What is required. Scan the records below for the line containing "Decode this image" and the line containing "What's the underlying". Copy both, plus every line between, exactly.

Data excerpts.
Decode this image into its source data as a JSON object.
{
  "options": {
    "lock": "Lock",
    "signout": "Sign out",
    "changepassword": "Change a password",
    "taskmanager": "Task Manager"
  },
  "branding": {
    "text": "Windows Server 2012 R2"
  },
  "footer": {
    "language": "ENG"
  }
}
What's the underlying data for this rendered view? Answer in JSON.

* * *

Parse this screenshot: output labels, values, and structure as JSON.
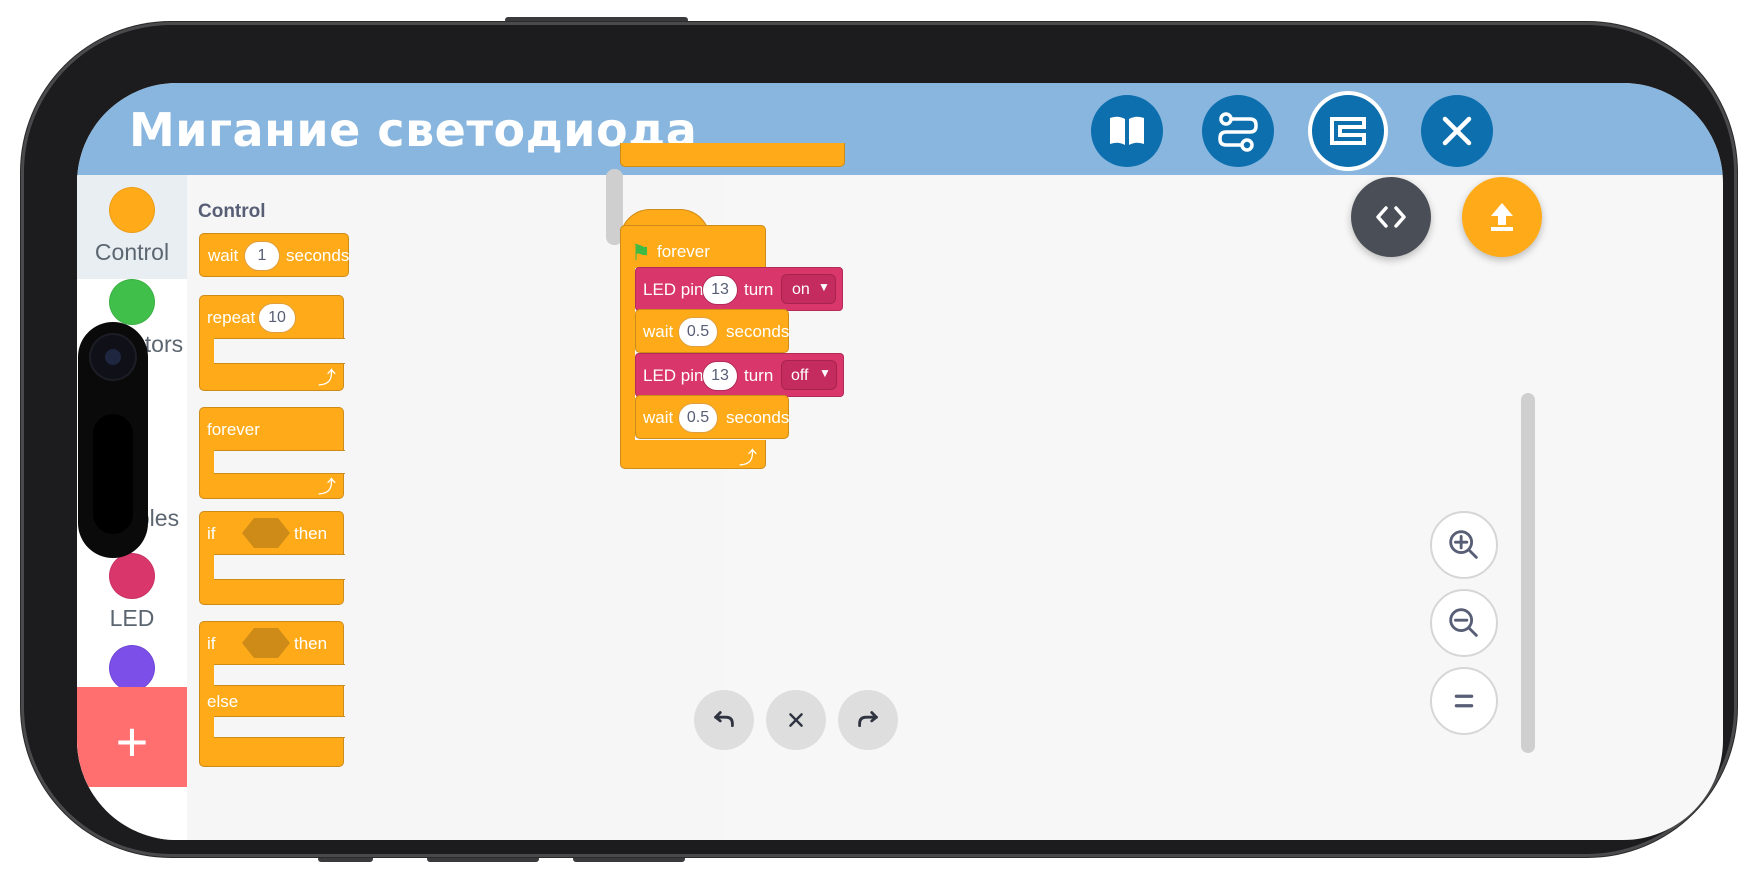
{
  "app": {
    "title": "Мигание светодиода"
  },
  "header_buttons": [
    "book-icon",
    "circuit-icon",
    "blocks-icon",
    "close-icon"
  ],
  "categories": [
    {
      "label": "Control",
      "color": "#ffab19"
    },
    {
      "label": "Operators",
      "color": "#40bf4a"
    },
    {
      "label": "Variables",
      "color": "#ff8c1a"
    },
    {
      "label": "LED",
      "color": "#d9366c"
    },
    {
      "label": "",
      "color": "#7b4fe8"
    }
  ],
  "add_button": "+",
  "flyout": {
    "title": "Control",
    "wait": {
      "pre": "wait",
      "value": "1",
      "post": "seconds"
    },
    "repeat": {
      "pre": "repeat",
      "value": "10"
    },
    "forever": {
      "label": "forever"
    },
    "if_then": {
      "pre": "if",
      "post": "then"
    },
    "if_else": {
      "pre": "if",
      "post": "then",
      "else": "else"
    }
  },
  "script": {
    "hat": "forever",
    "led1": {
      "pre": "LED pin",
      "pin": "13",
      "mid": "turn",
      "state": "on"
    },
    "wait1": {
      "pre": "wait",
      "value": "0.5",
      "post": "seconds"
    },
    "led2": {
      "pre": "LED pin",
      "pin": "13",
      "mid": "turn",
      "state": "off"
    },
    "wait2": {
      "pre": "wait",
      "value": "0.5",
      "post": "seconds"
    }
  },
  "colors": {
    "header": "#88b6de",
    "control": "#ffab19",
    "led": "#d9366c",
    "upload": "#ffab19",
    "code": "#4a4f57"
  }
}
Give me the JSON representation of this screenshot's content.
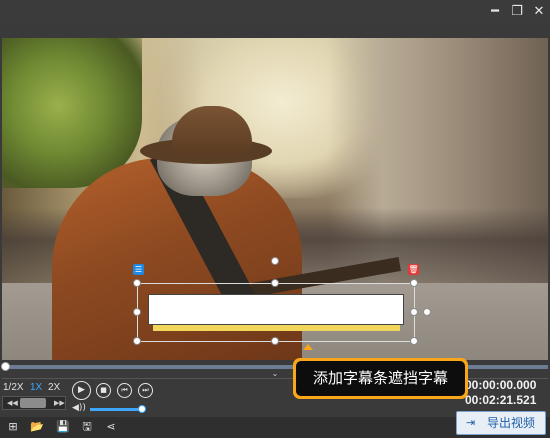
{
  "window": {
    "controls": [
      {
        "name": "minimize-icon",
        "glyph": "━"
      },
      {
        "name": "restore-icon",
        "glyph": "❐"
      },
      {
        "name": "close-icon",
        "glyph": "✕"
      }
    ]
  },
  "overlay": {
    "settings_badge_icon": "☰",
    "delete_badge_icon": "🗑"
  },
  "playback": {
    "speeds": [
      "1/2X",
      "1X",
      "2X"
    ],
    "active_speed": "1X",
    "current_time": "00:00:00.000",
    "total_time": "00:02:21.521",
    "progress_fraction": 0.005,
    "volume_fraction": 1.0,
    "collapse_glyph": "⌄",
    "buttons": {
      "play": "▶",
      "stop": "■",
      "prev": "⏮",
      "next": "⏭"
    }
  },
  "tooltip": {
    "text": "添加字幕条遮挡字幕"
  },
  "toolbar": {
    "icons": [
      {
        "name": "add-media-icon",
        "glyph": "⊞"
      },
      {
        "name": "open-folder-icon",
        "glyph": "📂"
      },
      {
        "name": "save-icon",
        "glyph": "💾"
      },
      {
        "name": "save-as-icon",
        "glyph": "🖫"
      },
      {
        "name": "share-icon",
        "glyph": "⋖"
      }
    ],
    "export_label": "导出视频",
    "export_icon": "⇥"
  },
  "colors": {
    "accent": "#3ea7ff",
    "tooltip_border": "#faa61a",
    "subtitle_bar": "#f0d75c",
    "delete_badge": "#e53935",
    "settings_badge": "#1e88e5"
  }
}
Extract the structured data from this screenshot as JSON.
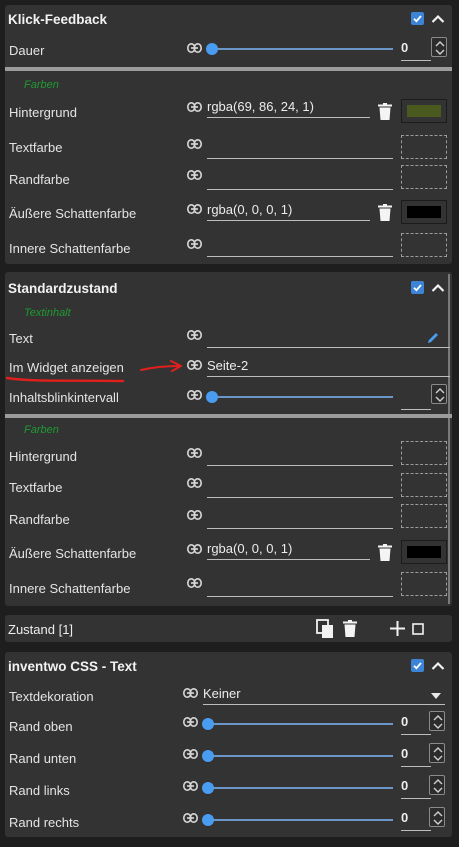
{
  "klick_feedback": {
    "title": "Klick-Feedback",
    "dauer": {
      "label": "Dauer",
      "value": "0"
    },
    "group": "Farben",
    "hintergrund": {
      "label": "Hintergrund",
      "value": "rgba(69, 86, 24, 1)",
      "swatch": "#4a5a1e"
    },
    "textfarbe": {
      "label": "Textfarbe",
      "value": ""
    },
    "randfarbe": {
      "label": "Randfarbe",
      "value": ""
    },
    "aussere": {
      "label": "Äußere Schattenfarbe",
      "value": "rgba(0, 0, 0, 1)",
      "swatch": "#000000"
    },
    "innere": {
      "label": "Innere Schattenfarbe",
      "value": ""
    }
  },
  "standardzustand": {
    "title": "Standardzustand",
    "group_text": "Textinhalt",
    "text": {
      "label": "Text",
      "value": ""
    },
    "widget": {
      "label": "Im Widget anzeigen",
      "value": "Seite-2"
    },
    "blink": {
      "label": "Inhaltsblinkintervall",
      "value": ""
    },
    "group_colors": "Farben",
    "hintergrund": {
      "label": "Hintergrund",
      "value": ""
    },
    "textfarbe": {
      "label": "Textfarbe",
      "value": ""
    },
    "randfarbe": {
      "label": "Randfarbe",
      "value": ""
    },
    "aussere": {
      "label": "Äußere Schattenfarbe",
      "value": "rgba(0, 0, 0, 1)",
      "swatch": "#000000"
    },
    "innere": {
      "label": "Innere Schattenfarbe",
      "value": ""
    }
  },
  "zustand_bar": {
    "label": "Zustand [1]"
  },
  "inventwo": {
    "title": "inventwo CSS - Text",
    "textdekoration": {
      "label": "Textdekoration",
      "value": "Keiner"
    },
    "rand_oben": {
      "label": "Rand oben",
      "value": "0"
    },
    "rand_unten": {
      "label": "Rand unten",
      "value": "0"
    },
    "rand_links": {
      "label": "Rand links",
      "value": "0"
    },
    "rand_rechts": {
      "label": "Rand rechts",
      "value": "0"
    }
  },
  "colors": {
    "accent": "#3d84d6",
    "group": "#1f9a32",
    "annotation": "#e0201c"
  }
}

Answer area.
Decode this image into its source data as a JSON object.
{
  "options": {
    "lock": "Lock",
    "signout": "Sign out",
    "changepassword": "Change a password",
    "taskmanager": "Task Manager"
  },
  "branding": {
    "text": "Windows Server 2012 R2"
  },
  "footer": {
    "language": "ENG"
  }
}
What's the underlying data for this rendered view? Answer in JSON.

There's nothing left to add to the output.